Florida's most crowded legislative race (so far)
The race to succeed term-limited state Rep. Betty Reed, D-Tampa, is filling up fast.
With the primary still nearly 16 months away, state House District 61 is the first legislative race in Florida to attract four candidates for the 2014 election. So far, they’re all headed for the Democratic primary, where there’s a strong possibility that the race will be decided.
That’s because Democrats outnumber Republicans nearly 6-to-1 in District 61, which covers Tampa Heights, Seminole Heights and Temple Crest. Slightly more than 50 percent of the district’s registered voters (and nearly two-thirds of its Democrats) are black.
Hillsborough County’s African-American community doesn’t have a lot of go-to seats for black candidates, so when one opens up, it attracts a lot of interest, especially for candidates seeking to establish themselves.
“Generally with these seats, you’ve got to get in line pretty early and maybe run a few times,” said La Gaceta publisher and Democratic activist Patrick Manteiga.
So far, filing papers to run just since January are:
• Attorney and consumer advocate Sean Shaw, 35, who is the son of retired Florida Supreme Court Justice Leander J. Shaw Jr. He is the only candidate to report any substantial campaign fundraising so far, with about $30,000 in contributions. Web site: shawforflorida.com
• Community activist Tatiana M. Denson, 34, who ran against Reed in last year’s Democratic primary. She has worked as a health care consultant and is currently working on a bachelor’s degree in public administration at Barry University. She plans a campaign kickoff in June. Web site: votedenson.com
• Sharon Carter, 48, who works in construction project management and is the former vice chairwoman of the Hillsborough County Democratic Executive Committee. She says a web site will launch later this week and plans a formal campaign kickoff in May.
• Ed Narain, 36, who works as an area manager for AT&T and has volunteered for a variety of community organizations benefiting children and young people. Narain is holding a meet-and-greet session for voters from 5:30 to 7:30 p.m. Thursday at the Open Cafe, 3332 N 34th St., Tampa. Web site: edforflorida.com
There’s a similar scramble to line up support, especially since no one has a high degree of name-recognition. Tampa City Council member Frank Reddick said he’s met with three of the four candidates so far, but has not committed to any.
Reddick has decided against running himself, but don’t be surprised to see more candidates come forward.

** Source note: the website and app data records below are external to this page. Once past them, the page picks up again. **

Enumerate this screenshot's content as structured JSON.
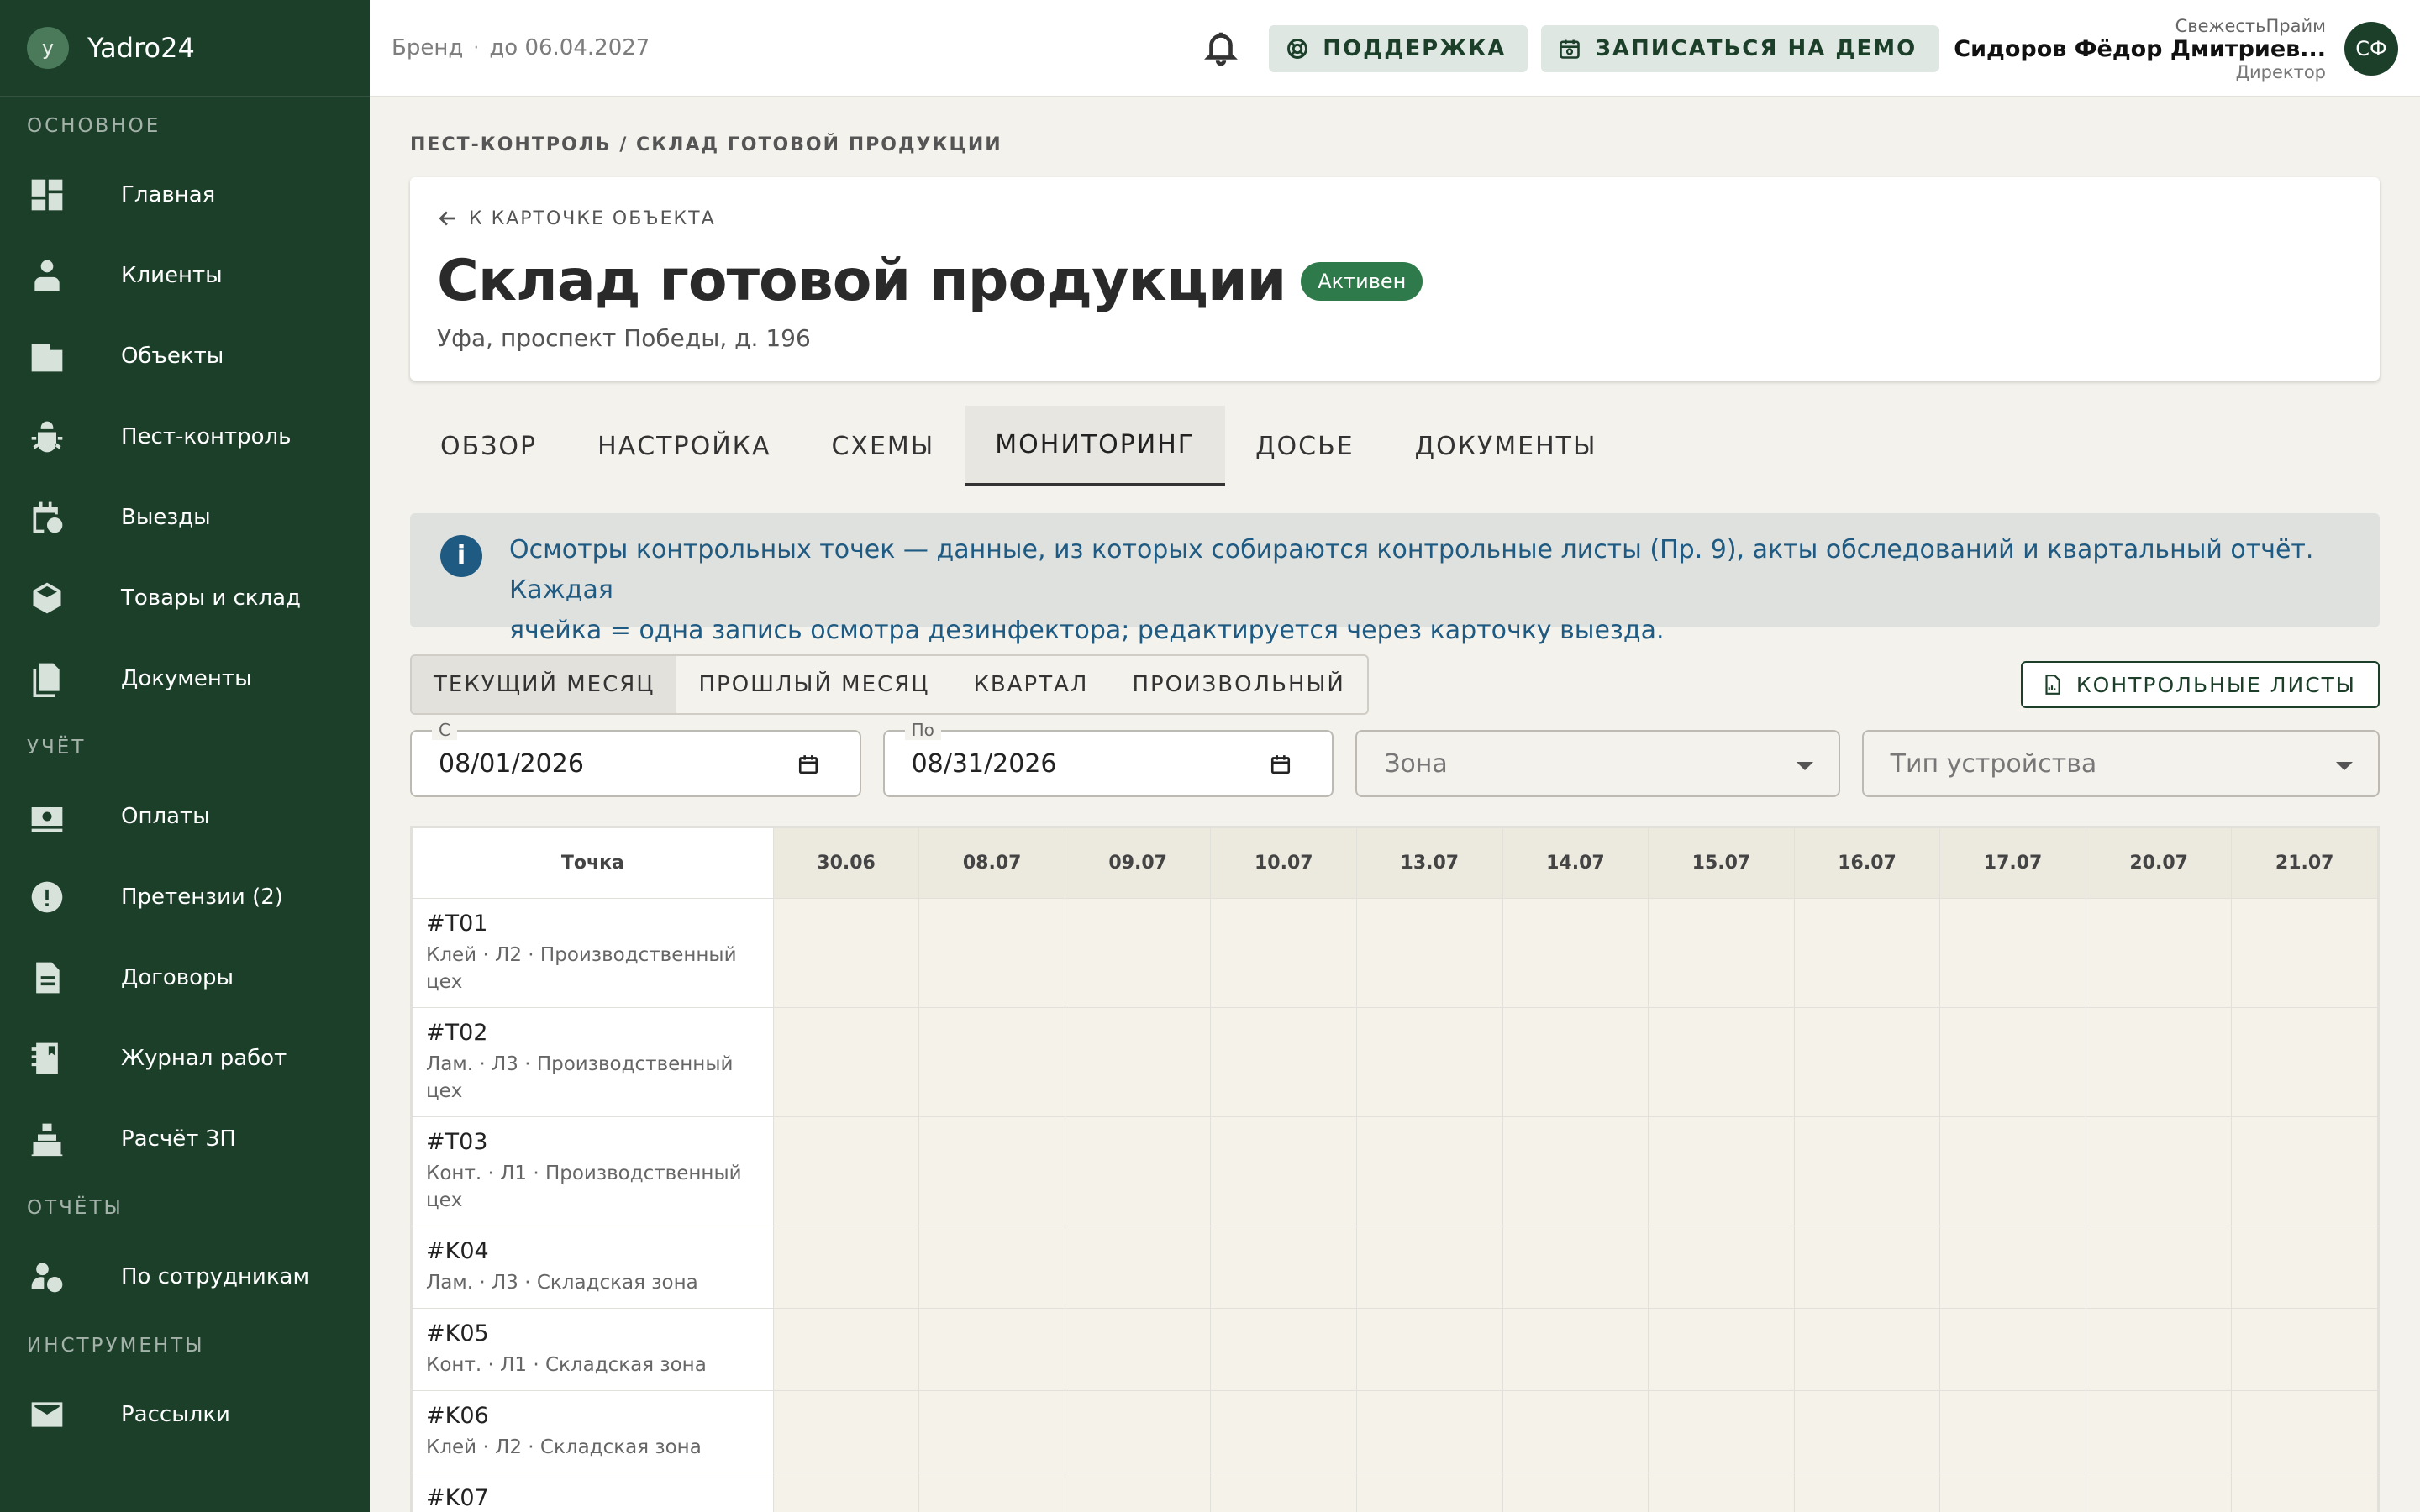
{
  "app": {
    "name": "Yadro24",
    "logo_letter": "y"
  },
  "topbar": {
    "brand": "Бренд",
    "until": "до 06.04.2027",
    "support_label": "ПОДДЕРЖКА",
    "demo_label": "ЗАПИСАТЬСЯ НА ДЕМО",
    "user_company": "СвежестьПрайм",
    "user_name": "Сидоров Фёдор Дмитриев...",
    "user_role": "Директор",
    "avatar_initials": "СФ"
  },
  "sidebar": {
    "sections": [
      {
        "title": "ОСНОВНОЕ",
        "items": [
          {
            "label": "Главная",
            "icon": "dashboard-icon"
          },
          {
            "label": "Клиенты",
            "icon": "users-icon"
          },
          {
            "label": "Объекты",
            "icon": "building-icon"
          },
          {
            "label": "Пест-контроль",
            "icon": "bug-icon"
          },
          {
            "label": "Выезды",
            "icon": "calendar-clock-icon"
          },
          {
            "label": "Товары и склад",
            "icon": "box-icon"
          },
          {
            "label": "Документы",
            "icon": "documents-icon"
          }
        ]
      },
      {
        "title": "УЧЁТ",
        "items": [
          {
            "label": "Оплаты",
            "icon": "cash-icon"
          },
          {
            "label": "Претензии (2)",
            "icon": "alert-icon"
          },
          {
            "label": "Договоры",
            "icon": "contract-icon"
          },
          {
            "label": "Журнал работ",
            "icon": "journal-icon"
          },
          {
            "label": "Расчёт ЗП",
            "icon": "register-icon"
          }
        ]
      },
      {
        "title": "ОТЧЁТЫ",
        "items": [
          {
            "label": "По сотрудникам",
            "icon": "employee-clock-icon"
          }
        ]
      },
      {
        "title": "ИНСТРУМЕНТЫ",
        "items": [
          {
            "label": "Рассылки",
            "icon": "mail-icon"
          }
        ]
      }
    ]
  },
  "breadcrumb": "ПЕСТ-КОНТРОЛЬ / СКЛАД ГОТОВОЙ ПРОДУКЦИИ",
  "header": {
    "back_label": "К КАРТОЧКЕ ОБЪЕКТА",
    "title": "Склад готовой продукции",
    "status": "Активен",
    "address": "Уфа, проспект Победы, д. 196"
  },
  "tabs": [
    "ОБЗОР",
    "НАСТРОЙКА",
    "СХЕМЫ",
    "МОНИТОРИНГ",
    "ДОСЬЕ",
    "ДОКУМЕНТЫ"
  ],
  "active_tab": "МОНИТОРИНГ",
  "info": {
    "line1": "Осмотры контрольных точек — данные, из которых собираются контрольные листы (Пр. 9), акты обследований и квартальный отчёт. Каждая",
    "line2": "ячейка = одна запись осмотра дезинфектора; редактируется через карточку выезда."
  },
  "periods": [
    "ТЕКУЩИЙ МЕСЯЦ",
    "ПРОШЛЫЙ МЕСЯЦ",
    "КВАРТАЛ",
    "ПРОИЗВОЛЬНЫЙ"
  ],
  "active_period": "ТЕКУЩИЙ МЕСЯЦ",
  "checklists_label": "КОНТРОЛЬНЫЕ ЛИСТЫ",
  "filters": {
    "from_label": "С",
    "from_value": "08/01/2026",
    "to_label": "По",
    "to_value": "08/31/2026",
    "zone_placeholder": "Зона",
    "device_placeholder": "Тип устройства"
  },
  "grid": {
    "point_header": "Точка",
    "dates": [
      "30.06",
      "08.07",
      "09.07",
      "10.07",
      "13.07",
      "14.07",
      "15.07",
      "16.07",
      "17.07",
      "20.07",
      "21.07"
    ],
    "rows": [
      {
        "id": "#T01",
        "desc": "Клей · Л2 · Производственный цех"
      },
      {
        "id": "#T02",
        "desc": "Лам. · Л3 · Производственный цех"
      },
      {
        "id": "#T03",
        "desc": "Конт. · Л1 · Производственный цех"
      },
      {
        "id": "#K04",
        "desc": "Лам. · Л3 · Складская зона"
      },
      {
        "id": "#K05",
        "desc": "Конт. · Л1 · Складская зона"
      },
      {
        "id": "#K06",
        "desc": "Клей · Л2 · Складская зона"
      },
      {
        "id": "#K07",
        "desc": ""
      }
    ]
  }
}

“You might even be looking at seven or eight African-American candidates for this seat,” Manteiga said. “More would not shock me. It’s an opportunity that hasn’t happened in a while.”